KUWAIT: Two lawmakers who recently arrived back from the Comoros gave conflicting statements on whether the issue of stateless residents was discussed or not, adding even more uncertainty surrounding the fate of Kuwait’s population of ‘bedoons’.
MP Saud Al-Huraiji, head of the parliamentary delegation that visited the African nation last week, denied on Sunday that Kuwaiti lawmakers had any discussions with Comorian officials related to the bedoon issue. However, delegation member MP Hamdan Al-Azmi was quoted by the press yesterday confirming that such discussions took place.
Not only that, but Azmi told Al-Anbaa daily that Comorian officials ‘agreed in principle’ on the possibility of giving the African country’s citizenship to stateless residents in Kuwait. Huraiji himself was quoted by the press ahead of the visit as saying that the delegation would attend workshops on the settlement of bedoons in the Comoros, and probe the credibility of recent talks in that regard.

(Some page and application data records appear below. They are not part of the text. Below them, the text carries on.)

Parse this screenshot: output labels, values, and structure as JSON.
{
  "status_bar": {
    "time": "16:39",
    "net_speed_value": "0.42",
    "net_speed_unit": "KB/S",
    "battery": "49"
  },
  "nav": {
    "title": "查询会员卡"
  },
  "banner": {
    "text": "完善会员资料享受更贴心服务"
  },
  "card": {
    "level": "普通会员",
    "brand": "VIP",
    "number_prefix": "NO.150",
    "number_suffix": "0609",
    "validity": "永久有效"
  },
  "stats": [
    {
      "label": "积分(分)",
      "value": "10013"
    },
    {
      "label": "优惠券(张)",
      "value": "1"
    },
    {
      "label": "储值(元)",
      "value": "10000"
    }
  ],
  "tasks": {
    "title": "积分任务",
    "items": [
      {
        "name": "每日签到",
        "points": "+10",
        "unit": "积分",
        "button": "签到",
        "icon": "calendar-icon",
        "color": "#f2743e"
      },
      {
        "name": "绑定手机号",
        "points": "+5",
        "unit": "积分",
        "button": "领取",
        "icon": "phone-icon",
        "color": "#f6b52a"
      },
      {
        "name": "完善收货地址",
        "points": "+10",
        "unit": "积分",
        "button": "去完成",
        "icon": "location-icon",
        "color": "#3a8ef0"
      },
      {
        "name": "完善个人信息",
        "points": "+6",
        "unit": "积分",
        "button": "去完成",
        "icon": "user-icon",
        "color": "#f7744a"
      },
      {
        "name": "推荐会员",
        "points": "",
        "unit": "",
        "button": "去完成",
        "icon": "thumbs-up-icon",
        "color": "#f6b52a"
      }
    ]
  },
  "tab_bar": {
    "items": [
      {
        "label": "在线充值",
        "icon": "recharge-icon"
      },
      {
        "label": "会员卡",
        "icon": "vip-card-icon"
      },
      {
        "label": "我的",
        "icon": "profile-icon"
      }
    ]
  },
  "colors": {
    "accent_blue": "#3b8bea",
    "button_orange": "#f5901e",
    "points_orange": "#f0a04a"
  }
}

The governments of Kuwait and the Comoros had reportedly discussed in the past the possibility of granting the African nation’s citizenship to stateless residents in Kuwait. However, the issue of resettling ‘bedoons’ in the Comoros was not addressed. One Comorian official has recently confirmed that. According to Azmi, the Comorian interior minister informed the Kuwaiti delegation that negotiations took place with Kuwait over the possible naturalization of ‘bedoons’ “based on an initiative from the Comoros.”
“The Comoros expressed agreement in principles over the issue,” Azmi said, “and they need specific legislations to be passed in (the Comorian) parliament for that purpose. A delegation from the Comoros had discussed this issue during a previous visit to Kuwait, and negotiations have been ongoing for over a year.”
Azmi, meanwhile, reiterated his rejection to such proposals, demanding that the Kuwaiti government naturalizes deserving ‘bedoons’. Kuwait first entertained the idea of providing the Comoros’ citizenship to ‘bedoons’ in 2014, following in the footsteps of the United Arab Emirates. Under a plan reportedly discussed between the governments of the two nations, illegal residents would obtain Comoros’ citizenship and retain the rights to reside in Kuwait under Article 22 (self-sponsorship), to free education and health care, and to employment. Meanwhile, Kuwait would build schools, institutes and houses in the island-nation. Kuwait insists that no stateless resident would be forcibly deported as a consequence of this plan.
The ambiguity in lawmakers’ most recent comments is reflective of the way that both government and parliament have approached this dilemma since Kuwait’s independence over half a century ago. Kuwait is home to more than 100,000 illegal residents who seek Kuwaiti citizenship as well as civil and social rights. However, the government says that only 34,000 are qualified for consideration while the rest are Arabs or descendants of Arab people who moved to Kuwait following the discovery of oil and deliberately disposed of their original passports to seek citizenship in the oil-rich country.
Last November, Interior Ministry’s Assistant Undersecretary for Citizenship and Passports Affairs Major General Mazen Al-Jarrah confirmed that the issue pertaining with the 34,000 illegal residents is being studied in cooperation with the Central Apparatus for Illegal Residents; a state body established in 2010 to find a final solution to the decades-old bedoon problem. He added that while those people have documents to prove they were registered in the 1965 census – a prerequisite for consideration to receive citizenship – further filtering could render some files disqualified due to security and other reasons.
The National Assembly approved recently several recommendations pertinent to the conditions of illegal residents. The recommendations included the naturalization of worthy illegal residents, mainly the children of martyrs, Kuwaitis’ relatives and military personnel. They also called for handing out ‘security cards’ to illegal residents who are not included in naturalization lists so that they could gain access to basic humanitarian and social rights, recruiting them at military and government agencies and bodies as well as the private sector, and for reconsidering existing security restrictions on illegal residents’ families. Furthermore, illegal residents should be given access to birth and death certificates, marriage and divorce contracts, driving licenses and public schools.
Minister of State for Cabinet Affairs Sheikh Mohammad Abdullah Al-Mubarak Al-Sabah had warned that the government would abstain from voting unless such recommendations were reformulated. But, he had assured that the issue of illegal residents was given top priority by the government.
Kuwait has for over six years been encouraging ‘bedoons’ to legalize their status by obtaining documents that show their original nationalities, announcing benefits to those who do so including residency permits, free-of-charge education and health services, supply cards, and priority recruitment after Kuwaiti nationals in public agencies and bodies. Last November, Kuwaiti authorities announced that over 7,000 stateless people have regulated their status since 2011.